Fake House, the first collection of short stories by poet Linh Dinh, explores the weird, atrocious, fond, and ongoing intimacies between Vietnam and the United States.
Linked by a complicated past, the characters are driven by an intense and angry energy. The politics of race and sex anchor Dinh's work as his men and women negotiate their way in a post-Vietnam War world. Dinh has said of his own work, "I incorporate a filth or uncleanliness to make the picture more healthy—not to defile anything."
While Fake House delves into the lives of marginal souls in two cultures, the characters' dignity lies, ultimately, in how they face the conflict in themselves and the world.

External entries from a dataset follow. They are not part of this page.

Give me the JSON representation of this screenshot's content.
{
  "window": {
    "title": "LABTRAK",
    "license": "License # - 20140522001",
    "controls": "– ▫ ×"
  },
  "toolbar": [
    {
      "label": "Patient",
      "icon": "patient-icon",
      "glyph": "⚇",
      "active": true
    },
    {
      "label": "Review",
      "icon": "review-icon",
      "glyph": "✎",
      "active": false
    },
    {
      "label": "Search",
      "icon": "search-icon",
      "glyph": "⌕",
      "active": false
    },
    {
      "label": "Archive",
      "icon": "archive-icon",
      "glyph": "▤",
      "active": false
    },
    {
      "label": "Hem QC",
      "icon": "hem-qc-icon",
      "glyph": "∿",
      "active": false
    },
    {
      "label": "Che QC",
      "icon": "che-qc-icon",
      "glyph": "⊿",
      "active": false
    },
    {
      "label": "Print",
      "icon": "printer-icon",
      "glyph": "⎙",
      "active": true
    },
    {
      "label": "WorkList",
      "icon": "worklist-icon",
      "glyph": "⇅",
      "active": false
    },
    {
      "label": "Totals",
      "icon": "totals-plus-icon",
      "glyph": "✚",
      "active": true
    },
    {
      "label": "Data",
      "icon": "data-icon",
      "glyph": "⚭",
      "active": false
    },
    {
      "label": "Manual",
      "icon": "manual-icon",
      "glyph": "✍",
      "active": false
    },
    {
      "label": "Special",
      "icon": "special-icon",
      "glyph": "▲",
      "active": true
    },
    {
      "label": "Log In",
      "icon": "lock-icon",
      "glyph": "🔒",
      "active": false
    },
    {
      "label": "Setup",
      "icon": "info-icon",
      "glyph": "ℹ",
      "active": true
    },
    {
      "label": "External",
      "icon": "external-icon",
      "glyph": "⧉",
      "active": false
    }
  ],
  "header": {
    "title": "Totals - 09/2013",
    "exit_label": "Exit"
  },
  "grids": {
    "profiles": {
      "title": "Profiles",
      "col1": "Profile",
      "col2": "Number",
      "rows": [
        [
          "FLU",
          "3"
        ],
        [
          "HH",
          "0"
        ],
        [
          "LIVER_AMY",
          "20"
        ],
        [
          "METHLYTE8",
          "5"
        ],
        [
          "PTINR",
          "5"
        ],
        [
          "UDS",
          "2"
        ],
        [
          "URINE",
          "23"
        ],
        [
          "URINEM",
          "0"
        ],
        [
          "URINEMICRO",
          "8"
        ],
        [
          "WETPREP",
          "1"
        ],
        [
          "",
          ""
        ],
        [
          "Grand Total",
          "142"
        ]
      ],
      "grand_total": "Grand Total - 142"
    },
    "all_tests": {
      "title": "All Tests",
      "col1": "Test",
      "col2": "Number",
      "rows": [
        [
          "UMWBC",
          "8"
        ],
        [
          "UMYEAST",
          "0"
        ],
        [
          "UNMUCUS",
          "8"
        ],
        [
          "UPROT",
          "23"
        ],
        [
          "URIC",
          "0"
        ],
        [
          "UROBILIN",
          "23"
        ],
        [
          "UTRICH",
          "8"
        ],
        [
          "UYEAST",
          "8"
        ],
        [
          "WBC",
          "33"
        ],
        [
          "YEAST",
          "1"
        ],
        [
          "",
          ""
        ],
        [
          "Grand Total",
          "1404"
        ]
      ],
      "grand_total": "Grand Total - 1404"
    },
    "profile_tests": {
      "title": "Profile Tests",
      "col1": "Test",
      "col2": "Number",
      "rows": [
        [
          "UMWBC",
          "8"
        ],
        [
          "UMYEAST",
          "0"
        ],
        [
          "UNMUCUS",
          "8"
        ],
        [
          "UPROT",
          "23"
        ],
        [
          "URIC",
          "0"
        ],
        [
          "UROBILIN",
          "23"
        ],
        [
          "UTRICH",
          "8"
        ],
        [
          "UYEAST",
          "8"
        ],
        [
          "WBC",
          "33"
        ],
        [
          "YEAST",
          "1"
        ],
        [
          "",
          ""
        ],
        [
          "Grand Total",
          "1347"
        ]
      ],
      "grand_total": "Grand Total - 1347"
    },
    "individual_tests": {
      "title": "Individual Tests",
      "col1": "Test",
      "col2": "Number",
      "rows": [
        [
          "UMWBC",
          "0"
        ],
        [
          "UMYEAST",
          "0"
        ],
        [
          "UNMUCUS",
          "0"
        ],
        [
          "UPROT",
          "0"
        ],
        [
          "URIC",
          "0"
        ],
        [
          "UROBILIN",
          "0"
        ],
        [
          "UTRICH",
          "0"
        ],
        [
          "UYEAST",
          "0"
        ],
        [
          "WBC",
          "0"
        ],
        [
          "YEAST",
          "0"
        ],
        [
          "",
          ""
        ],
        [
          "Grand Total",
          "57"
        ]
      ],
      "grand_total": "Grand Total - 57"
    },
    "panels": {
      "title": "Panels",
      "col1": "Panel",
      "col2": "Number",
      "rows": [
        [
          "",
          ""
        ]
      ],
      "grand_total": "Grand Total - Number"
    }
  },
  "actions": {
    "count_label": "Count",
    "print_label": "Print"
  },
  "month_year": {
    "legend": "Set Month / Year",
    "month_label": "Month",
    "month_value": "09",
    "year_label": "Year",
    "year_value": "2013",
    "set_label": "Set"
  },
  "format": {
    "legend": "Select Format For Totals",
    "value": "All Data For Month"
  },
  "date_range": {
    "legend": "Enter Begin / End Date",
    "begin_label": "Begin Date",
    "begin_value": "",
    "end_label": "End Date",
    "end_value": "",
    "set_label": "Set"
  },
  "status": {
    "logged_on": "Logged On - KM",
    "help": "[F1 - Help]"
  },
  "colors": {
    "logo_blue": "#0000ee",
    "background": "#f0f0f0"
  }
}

About Linh Dinh
A recipient of the Pew Foundation grant, the David T. Wong Fellowship, a Lannan Residency and, most recently, the Asian American Literary Award, LINH DINH is the author of two collections of stories, Fake House (2000) and Blood and Soap (2004), five books of poems, All Around What Empties Out (2003), American Tatts (2005), Borderless Bodies (2006), Jam Alerts (2007), Some Kind of Cheese Orgy (2009), and the novel Love Like Hate (2008). His work has been anthologized in Best American Poetry 2000, 2004, and 2007, and in Great American Prose Poems from Poe to the Present, among other places. Linh Dinh is also the editor of the anthologies Night, Again: Contemporary Fiction from Vietnam (1996) and Three Vietnamese Poets (2001), and translator of Night, Fish and Charlie Parker, the poetry of Phan Nhien Hao (2006). Blood and Soap was chosen by the Village Voice as one of the Best Books of 2004. He has also published widely in Vietnamese.